In this study I would like to propose that there are many factors affecting the distribution of opportunities to participate in extra-curricular activities of junior high school students in General Santos City National High School. These factors are the nature of the student’s curriculum, class standing, academic performance, socio-economic backgrounds, and the students’ relationship with each other from different curriculum.
According to Annu & Sunita (2015), extra-curricular activities are defined as any activities that take place beyond what is compulsory for the school curriculum. These activities are voluntary and students usually do not receive extra credit for these (Holloway, 2000). In most schools, the students are given free choices whether to be involved in extra-curricular activities or not, but in many private schools they treat extra-curricular activities as a mandatory requirement for their students because they believe that this can help their students to be more ‘well-rounded’ (Stoltzfus, 2007, 4). Furthermore, according to Jones (1925), students’ engagement towards extra-curricular activities will help develop their ability to be involved in community problems.

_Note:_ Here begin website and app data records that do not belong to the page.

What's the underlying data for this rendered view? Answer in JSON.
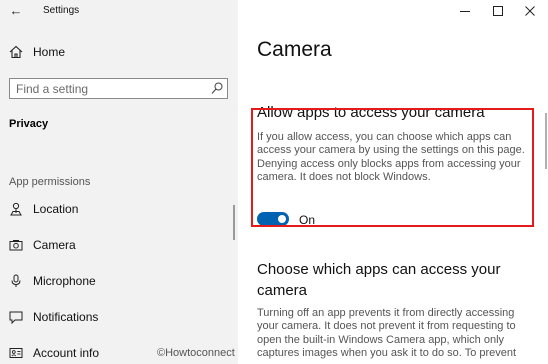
{
  "window": {
    "title": "Settings",
    "back_glyph": "←",
    "controls": {
      "minimize": "—",
      "maximize": "□",
      "close": "✕"
    }
  },
  "sidebar": {
    "home_label": "Home",
    "search_placeholder": "Find a setting",
    "section_title": "Privacy",
    "group_label": "App permissions",
    "items": [
      {
        "label": "Location",
        "icon": "location-icon"
      },
      {
        "label": "Camera",
        "icon": "camera-icon"
      },
      {
        "label": "Microphone",
        "icon": "microphone-icon"
      },
      {
        "label": "Notifications",
        "icon": "notifications-icon"
      },
      {
        "label": "Account info",
        "icon": "account-info-icon"
      }
    ],
    "watermark": "©Howtoconnect"
  },
  "main": {
    "page_title": "Camera",
    "allow_heading": "Allow apps to access your camera",
    "allow_description": "If you allow access, you can choose which apps can access your camera by using the settings on this page. Denying access only blocks apps from accessing your camera. It does not block Windows.",
    "toggle": {
      "state": "On",
      "on": true
    },
    "choose_heading": "Choose which apps can access your camera",
    "choose_description": "Turning off an app prevents it from directly accessing your camera. It does not prevent it from requesting to open the built-in Windows Camera app, which only captures images when you ask it to do so. To prevent"
  },
  "colors": {
    "accent": "#0063b1",
    "highlight": "#e31b1b",
    "sidebar_bg": "#f2f2f2"
  }
}
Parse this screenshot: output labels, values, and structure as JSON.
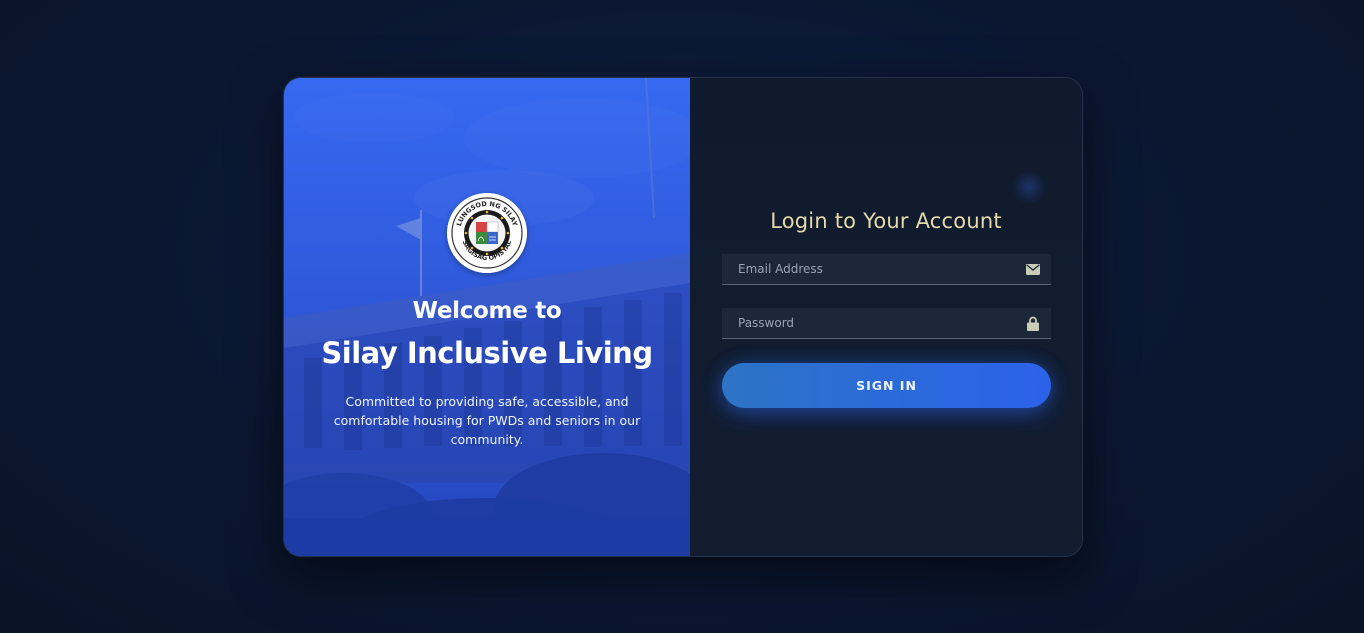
{
  "welcome": {
    "heading": "Welcome to",
    "app_name": "Silay Inclusive Living",
    "tagline": "Committed to providing safe, accessible, and comfortable housing for PWDs and seniors in our community."
  },
  "seal": {
    "top_text": "LUNGSOD NG SILAY",
    "bottom_text": "SAGISAG OPISYAL"
  },
  "login": {
    "title": "Login to Your Account",
    "email": {
      "placeholder": "Email Address",
      "value": "",
      "icon": "envelope-icon"
    },
    "password": {
      "placeholder": "Password",
      "value": "",
      "icon": "lock-icon"
    },
    "submit_label": "SIGN IN"
  },
  "colors": {
    "background": "#0b1731",
    "left_panel": "#2a4fd6",
    "right_panel": "#111c2f",
    "title_accent": "#e6d9a8",
    "button": "#2b6ad8"
  }
}
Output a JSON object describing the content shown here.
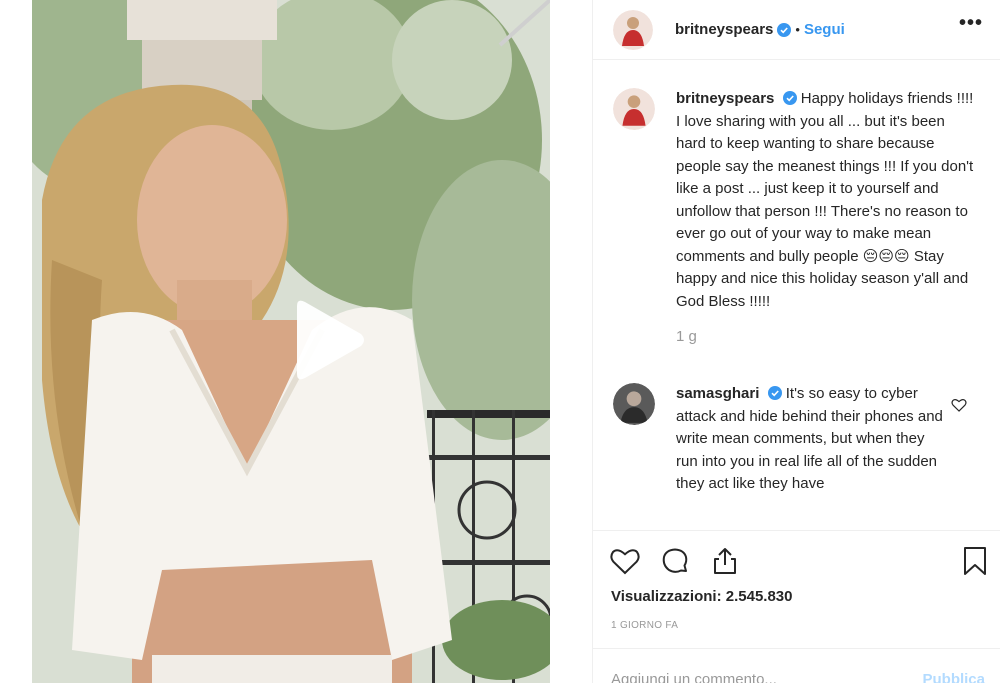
{
  "post": {
    "author": "britneyspears",
    "follow_label": "Segui",
    "separator": "•",
    "more_label": "•••"
  },
  "caption": {
    "username": "britneyspears",
    "text": "Happy holidays friends !!!! I love sharing with you all ... but it's been hard to keep wanting to share because people say the meanest things !!! If you don't like a post ... just keep it to yourself and unfollow that person !!! There's no reason to ever go out of your way to make mean comments and bully people 😔😔😔 Stay happy and nice this holiday season y'all and God Bless !!!!!",
    "time": "1 g"
  },
  "comment": {
    "username": "samasghari",
    "text": "It's so easy to cyber attack and hide behind their phones and write mean comments, but when they run into you in real life all of the sudden they act like they have"
  },
  "stats": {
    "views_label": "Visualizzazioni: 2.545.830",
    "date": "1 GIORNO FA"
  },
  "add_comment": {
    "placeholder": "Aggiungi un commento...",
    "publish_label": "Pubblica"
  },
  "icons": {
    "play": "play-icon",
    "like": "heart-icon",
    "comment": "comment-icon",
    "share": "share-icon",
    "save": "bookmark-icon",
    "verified": "verified-badge-icon"
  },
  "colors": {
    "link": "#3897f0",
    "verified": "#3897f0",
    "muted": "#999999",
    "text": "#262626",
    "border": "#efefef"
  }
}
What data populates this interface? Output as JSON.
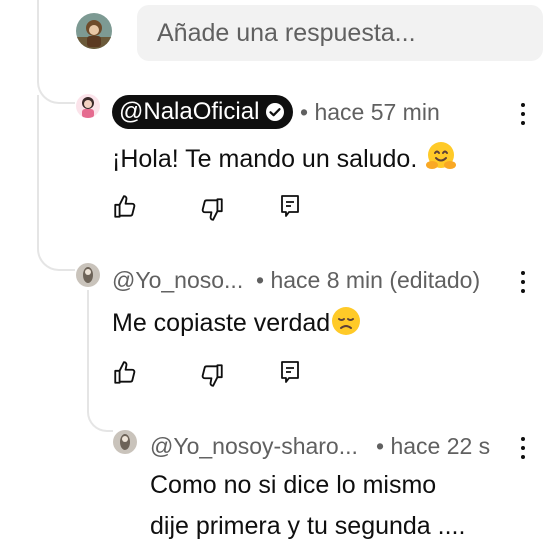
{
  "reply_input": {
    "placeholder": "Añade una respuesta..."
  },
  "comments": [
    {
      "author": "@NalaOficial",
      "is_creator": true,
      "time": "• hace 57 min",
      "text": "¡Hola! Te mando un saludo.",
      "emoji": "hugging-face"
    },
    {
      "author": "@Yo_noso...",
      "time": "• hace 8 min (editado)",
      "text": "Me copiaste verdad",
      "emoji": "disappointed-face"
    },
    {
      "author": "@Yo_nosoy-sharo...",
      "time": "• hace 22 s",
      "text_line1": "Como no si dice lo mismo",
      "text_line2": "dije primera y tu segunda ...."
    }
  ],
  "icons": [
    "thumbs-up-icon",
    "thumbs-down-icon",
    "reply-icon",
    "more-vert-icon",
    "verified-check-icon"
  ],
  "colors": {
    "text": "#0f0f0f",
    "meta": "#606060",
    "input_bg": "#f2f2f2",
    "badge_bg": "#0f0f0f"
  }
}
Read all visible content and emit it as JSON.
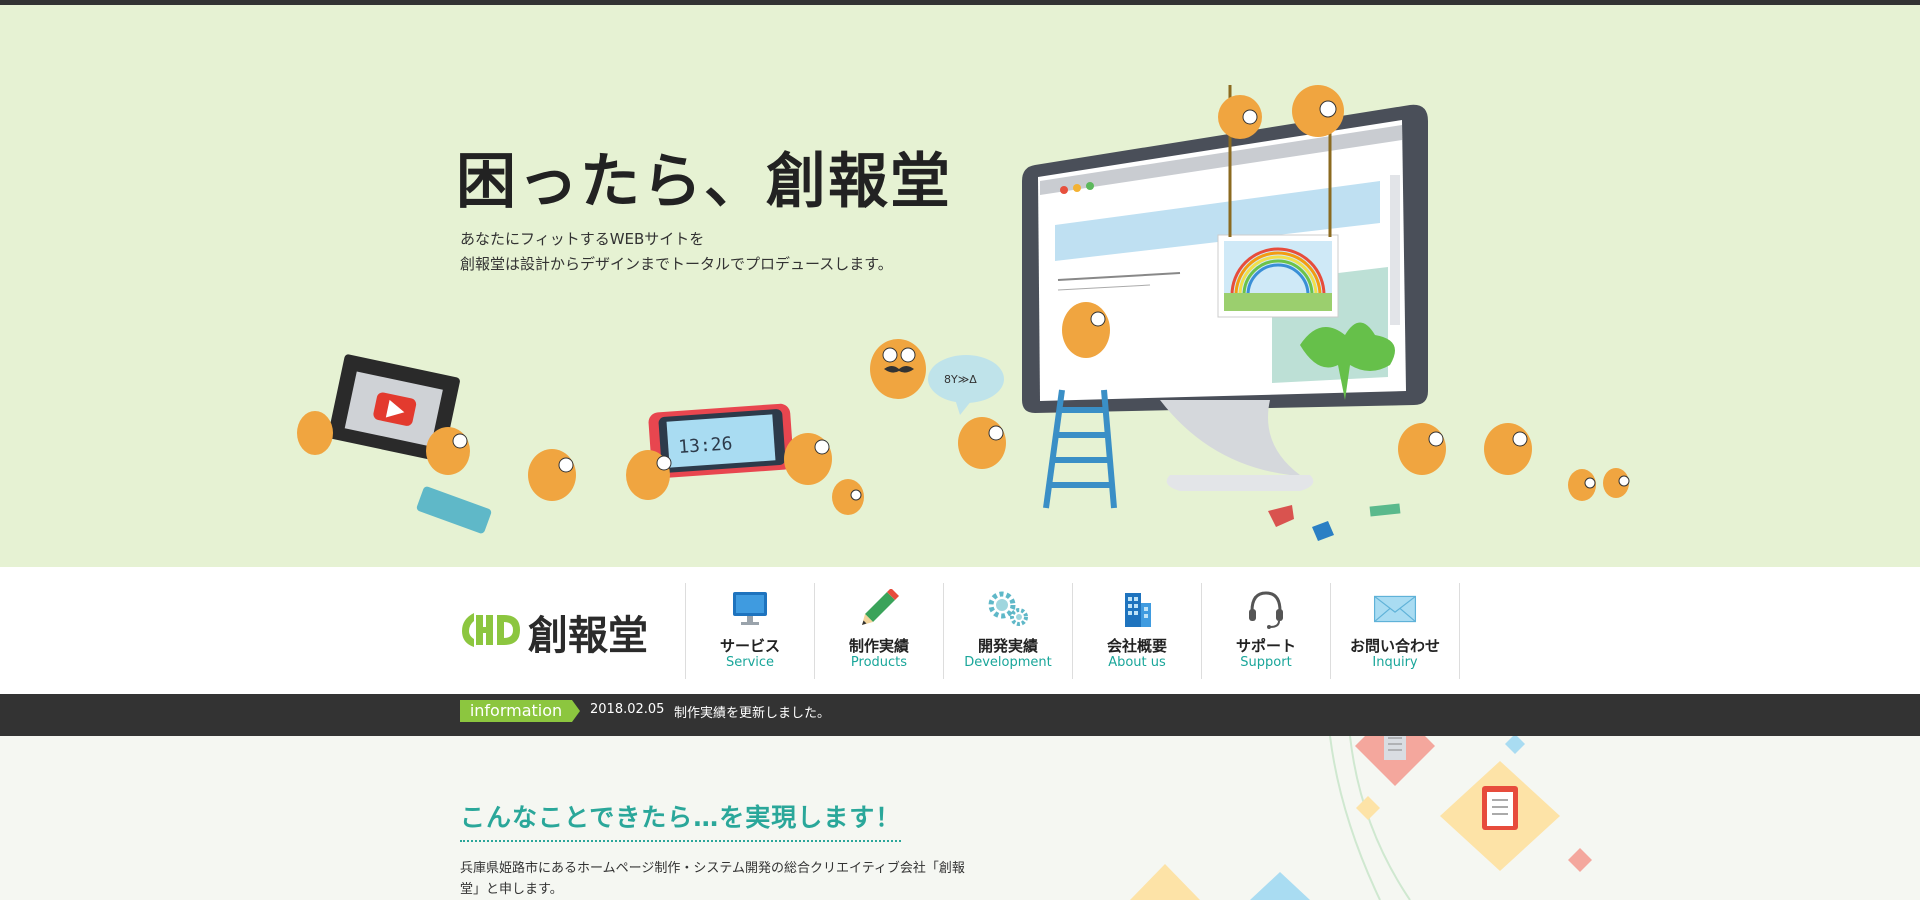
{
  "hero": {
    "title": "困ったら、創報堂",
    "description": [
      "あなたにフィットするWEBサイトを",
      "創報堂は設計からデザインまでトータルでプロデュースします。"
    ],
    "phone_clock": "13:26"
  },
  "logo": {
    "text": "創報堂"
  },
  "nav": {
    "items": [
      {
        "ja": "サービス",
        "en": "Service",
        "icon": "monitor-icon"
      },
      {
        "ja": "制作実績",
        "en": "Products",
        "icon": "pencil-icon"
      },
      {
        "ja": "開発実績",
        "en": "Development",
        "icon": "gears-icon"
      },
      {
        "ja": "会社概要",
        "en": "About us",
        "icon": "building-icon"
      },
      {
        "ja": "サポート",
        "en": "Support",
        "icon": "headset-icon"
      },
      {
        "ja": "お問い合わせ",
        "en": "Inquiry",
        "icon": "envelope-icon"
      }
    ]
  },
  "info": {
    "label": "information",
    "date": "2018.02.05",
    "message": "制作実績を更新しました。"
  },
  "section": {
    "title": "こんなことできたら…を実現します！",
    "body": "兵庫県姫路市にあるホームページ制作・システム開発の総合クリエイティブ会社「創報堂」と申します。"
  },
  "colors": {
    "hero_bg": "#e6f2d3",
    "accent_teal": "#1aa69a",
    "accent_green": "#8cc63f",
    "character_orange": "#f0a540",
    "infobar_bg": "#333333"
  }
}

These engagements, he believed, will provide students “a sense of personal responsibility for fair play and for unselfish service and will help them to become increasingly self-directed” (Jones, 1925, 512) In the education system today, extra-curricular activities have become an integral component in a student’s life. Studies related to these usually focus more on the effects of participating in extra-curricular activities to the academic performance of students. One of these is the study conducted by McCarthy (2000) in which he emphasized that those students who participate more in extra-curricular activities has significantly higher GPA’s and significantly lower absenteeism.